#### TASK REQUIREMENTS:
Find the string "증가증가" in the data, then copy every line where it is found.

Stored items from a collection
▽

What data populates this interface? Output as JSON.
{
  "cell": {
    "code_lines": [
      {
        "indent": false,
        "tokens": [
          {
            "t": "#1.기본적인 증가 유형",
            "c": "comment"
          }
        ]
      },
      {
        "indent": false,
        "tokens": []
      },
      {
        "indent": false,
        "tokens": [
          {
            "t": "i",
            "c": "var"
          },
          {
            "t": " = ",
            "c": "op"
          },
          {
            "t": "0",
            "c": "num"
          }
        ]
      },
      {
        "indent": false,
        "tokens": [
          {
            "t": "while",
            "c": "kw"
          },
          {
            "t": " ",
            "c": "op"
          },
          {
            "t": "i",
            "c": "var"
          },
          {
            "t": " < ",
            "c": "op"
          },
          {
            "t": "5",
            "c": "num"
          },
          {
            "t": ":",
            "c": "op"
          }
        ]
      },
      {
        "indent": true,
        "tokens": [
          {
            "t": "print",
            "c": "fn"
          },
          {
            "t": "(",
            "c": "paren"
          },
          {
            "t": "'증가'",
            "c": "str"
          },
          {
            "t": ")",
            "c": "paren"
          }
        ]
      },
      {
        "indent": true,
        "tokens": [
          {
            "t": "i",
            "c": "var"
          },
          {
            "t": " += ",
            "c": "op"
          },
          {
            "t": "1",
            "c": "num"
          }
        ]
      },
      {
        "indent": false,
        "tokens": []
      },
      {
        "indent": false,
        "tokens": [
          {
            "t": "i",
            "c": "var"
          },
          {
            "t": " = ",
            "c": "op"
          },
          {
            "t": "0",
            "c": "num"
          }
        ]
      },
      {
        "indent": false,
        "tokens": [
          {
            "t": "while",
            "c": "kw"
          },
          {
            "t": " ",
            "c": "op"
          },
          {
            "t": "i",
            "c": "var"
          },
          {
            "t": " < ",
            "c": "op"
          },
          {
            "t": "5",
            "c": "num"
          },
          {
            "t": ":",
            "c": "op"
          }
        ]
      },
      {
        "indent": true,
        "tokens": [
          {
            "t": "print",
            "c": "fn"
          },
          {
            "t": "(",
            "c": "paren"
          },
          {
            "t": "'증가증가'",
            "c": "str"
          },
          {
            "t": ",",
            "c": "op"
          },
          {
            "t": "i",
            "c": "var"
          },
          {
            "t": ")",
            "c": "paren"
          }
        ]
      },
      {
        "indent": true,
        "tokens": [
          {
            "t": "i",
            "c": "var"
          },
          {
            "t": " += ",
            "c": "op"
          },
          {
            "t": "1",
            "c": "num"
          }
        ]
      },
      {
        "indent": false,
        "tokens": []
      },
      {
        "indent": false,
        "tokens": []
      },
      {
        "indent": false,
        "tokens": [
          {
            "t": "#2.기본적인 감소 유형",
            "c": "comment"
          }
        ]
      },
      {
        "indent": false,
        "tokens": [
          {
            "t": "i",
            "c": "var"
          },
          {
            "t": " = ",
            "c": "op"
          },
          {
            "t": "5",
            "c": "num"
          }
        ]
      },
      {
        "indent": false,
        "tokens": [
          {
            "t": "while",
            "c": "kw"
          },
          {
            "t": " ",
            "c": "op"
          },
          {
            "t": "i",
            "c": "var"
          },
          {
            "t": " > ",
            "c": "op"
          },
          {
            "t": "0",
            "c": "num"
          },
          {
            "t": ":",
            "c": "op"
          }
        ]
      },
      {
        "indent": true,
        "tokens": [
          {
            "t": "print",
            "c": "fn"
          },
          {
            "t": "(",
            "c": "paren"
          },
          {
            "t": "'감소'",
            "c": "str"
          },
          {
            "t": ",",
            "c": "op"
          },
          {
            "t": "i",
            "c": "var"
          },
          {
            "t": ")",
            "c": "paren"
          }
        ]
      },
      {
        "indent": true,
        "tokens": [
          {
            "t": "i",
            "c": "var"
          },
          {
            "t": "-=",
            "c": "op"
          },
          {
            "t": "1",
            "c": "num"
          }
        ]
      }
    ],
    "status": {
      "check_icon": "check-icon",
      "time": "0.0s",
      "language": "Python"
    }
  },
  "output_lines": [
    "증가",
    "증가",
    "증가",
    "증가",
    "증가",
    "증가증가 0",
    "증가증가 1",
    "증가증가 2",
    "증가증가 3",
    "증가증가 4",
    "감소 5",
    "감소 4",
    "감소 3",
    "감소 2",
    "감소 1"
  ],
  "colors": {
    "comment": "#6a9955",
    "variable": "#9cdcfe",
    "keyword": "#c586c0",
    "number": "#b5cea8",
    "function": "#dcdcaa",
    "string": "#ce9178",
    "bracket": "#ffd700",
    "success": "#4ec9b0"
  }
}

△

#### REPLY TO THE TASK:
            "t": "'증가증가'",
    "증가증가 0",
    "증가증가 1",
    "증가증가 2",
    "증가증가 3",
    "증가증가 4",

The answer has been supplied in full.